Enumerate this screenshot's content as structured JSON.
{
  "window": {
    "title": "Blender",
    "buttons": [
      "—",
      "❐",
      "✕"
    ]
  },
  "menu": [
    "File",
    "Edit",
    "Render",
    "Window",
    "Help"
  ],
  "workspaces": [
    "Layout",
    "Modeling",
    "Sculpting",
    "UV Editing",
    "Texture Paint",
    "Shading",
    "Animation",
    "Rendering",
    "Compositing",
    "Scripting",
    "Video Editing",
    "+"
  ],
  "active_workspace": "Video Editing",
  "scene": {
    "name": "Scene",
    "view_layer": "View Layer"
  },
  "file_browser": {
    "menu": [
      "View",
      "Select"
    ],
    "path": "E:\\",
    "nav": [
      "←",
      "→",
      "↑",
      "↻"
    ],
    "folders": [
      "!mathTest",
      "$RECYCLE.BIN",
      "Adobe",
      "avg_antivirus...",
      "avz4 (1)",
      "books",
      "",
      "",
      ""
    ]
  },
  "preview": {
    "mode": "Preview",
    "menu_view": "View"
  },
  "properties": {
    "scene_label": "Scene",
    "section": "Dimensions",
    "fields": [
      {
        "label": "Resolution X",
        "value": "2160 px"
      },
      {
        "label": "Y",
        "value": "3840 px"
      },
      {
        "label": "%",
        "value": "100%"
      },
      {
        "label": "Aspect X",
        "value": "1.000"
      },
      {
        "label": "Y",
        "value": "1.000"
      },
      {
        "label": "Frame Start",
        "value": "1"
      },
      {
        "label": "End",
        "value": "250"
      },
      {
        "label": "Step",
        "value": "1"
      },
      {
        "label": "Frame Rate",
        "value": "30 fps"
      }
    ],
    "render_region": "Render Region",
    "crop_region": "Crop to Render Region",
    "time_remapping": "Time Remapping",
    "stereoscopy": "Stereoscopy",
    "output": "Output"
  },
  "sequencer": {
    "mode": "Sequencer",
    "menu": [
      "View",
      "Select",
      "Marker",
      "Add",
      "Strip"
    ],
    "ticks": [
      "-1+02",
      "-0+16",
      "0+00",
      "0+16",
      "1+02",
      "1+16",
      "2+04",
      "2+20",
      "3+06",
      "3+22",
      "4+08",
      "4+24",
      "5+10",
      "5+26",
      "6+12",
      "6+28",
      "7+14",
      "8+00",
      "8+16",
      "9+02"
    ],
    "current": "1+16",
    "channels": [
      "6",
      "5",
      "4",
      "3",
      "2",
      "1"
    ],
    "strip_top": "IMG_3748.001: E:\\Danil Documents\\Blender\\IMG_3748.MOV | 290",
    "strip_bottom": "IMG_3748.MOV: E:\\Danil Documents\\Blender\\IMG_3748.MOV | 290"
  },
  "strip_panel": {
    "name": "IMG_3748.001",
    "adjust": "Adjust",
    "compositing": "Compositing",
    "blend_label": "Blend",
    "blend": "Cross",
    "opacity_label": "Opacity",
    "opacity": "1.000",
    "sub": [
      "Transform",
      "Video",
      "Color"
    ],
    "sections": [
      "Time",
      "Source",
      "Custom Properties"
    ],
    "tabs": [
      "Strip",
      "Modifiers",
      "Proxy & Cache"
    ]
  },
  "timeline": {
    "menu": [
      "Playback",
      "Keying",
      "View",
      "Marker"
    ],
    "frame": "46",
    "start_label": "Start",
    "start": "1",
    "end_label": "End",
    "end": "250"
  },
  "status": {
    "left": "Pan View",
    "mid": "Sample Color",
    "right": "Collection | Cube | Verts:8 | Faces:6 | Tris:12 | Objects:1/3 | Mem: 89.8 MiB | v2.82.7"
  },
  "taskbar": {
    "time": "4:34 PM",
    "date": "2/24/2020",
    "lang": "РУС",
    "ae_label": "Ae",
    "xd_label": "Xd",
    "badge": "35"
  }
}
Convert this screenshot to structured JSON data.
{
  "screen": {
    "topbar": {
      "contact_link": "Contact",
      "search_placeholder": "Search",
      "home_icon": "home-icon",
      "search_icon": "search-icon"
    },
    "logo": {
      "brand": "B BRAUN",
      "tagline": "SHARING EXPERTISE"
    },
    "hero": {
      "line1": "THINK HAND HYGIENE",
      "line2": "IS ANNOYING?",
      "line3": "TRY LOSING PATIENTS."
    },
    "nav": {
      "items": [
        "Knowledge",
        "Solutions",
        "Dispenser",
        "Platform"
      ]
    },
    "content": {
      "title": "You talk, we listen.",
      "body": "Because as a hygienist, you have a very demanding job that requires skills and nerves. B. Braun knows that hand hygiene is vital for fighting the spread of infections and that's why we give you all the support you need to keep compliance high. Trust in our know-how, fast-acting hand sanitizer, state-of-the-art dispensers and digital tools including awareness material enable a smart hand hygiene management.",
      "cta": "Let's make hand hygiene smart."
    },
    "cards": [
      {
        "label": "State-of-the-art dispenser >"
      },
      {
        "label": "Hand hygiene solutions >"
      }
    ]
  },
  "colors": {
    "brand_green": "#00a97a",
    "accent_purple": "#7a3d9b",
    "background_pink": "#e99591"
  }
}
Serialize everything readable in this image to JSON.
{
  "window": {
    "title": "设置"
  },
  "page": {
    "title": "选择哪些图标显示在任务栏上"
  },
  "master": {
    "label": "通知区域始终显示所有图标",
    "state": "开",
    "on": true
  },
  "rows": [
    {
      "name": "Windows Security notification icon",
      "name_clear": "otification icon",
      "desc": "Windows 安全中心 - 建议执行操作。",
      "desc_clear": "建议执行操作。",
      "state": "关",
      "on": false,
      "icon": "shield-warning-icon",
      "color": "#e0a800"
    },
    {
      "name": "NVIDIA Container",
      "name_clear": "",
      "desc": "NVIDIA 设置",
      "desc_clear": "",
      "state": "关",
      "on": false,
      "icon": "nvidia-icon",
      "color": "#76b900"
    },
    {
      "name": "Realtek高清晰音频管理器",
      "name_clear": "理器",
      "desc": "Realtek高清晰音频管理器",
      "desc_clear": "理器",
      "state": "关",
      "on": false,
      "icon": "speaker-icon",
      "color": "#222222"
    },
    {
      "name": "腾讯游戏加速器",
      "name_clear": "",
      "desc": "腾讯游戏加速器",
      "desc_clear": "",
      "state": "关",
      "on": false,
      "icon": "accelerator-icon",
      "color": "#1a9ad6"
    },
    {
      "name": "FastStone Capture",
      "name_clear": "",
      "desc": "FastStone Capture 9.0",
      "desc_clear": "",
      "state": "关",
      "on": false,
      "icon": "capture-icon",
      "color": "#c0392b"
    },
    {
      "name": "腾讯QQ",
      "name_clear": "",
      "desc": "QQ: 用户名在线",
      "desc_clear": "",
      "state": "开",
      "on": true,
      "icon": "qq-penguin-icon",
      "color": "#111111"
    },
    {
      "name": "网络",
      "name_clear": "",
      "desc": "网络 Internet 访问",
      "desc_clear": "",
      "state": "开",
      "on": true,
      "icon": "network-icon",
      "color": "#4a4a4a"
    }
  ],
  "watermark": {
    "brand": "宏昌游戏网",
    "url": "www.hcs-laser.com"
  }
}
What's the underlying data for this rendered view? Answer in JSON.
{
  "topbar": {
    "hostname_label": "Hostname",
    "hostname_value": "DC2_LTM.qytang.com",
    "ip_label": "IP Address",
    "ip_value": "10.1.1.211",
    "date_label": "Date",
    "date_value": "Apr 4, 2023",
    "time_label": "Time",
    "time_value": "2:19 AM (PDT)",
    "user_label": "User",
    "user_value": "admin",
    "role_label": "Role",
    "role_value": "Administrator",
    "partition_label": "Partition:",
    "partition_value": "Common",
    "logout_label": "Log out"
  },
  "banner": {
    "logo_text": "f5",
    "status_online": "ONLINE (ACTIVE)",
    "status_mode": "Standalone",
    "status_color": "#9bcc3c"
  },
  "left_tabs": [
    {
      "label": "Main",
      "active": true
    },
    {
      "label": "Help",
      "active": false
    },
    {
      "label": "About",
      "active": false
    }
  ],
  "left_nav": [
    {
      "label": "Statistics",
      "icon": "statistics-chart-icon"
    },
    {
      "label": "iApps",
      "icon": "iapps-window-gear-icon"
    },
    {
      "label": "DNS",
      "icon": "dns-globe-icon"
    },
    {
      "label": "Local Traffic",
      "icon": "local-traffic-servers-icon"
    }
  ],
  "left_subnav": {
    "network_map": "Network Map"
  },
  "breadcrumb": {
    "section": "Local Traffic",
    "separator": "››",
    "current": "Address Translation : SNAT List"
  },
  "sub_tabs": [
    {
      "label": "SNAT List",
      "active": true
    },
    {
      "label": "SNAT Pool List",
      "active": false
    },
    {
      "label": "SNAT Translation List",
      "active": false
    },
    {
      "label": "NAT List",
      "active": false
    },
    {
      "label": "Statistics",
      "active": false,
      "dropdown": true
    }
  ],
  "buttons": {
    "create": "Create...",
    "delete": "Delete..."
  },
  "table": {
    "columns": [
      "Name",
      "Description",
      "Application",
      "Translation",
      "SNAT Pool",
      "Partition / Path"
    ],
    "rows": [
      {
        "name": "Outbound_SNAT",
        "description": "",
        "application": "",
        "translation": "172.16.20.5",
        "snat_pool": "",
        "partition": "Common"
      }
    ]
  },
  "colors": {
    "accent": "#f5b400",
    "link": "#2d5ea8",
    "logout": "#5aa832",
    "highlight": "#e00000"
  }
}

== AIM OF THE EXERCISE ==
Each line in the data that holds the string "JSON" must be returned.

== WRITTEN ANSWER ==
Enumerate this screenshot's content as structured JSON.
Convert this screenshot to structured JSON data.
Serialize everything readable in this image to JSON.
What's the underlying data for this rendered view? Answer in JSON.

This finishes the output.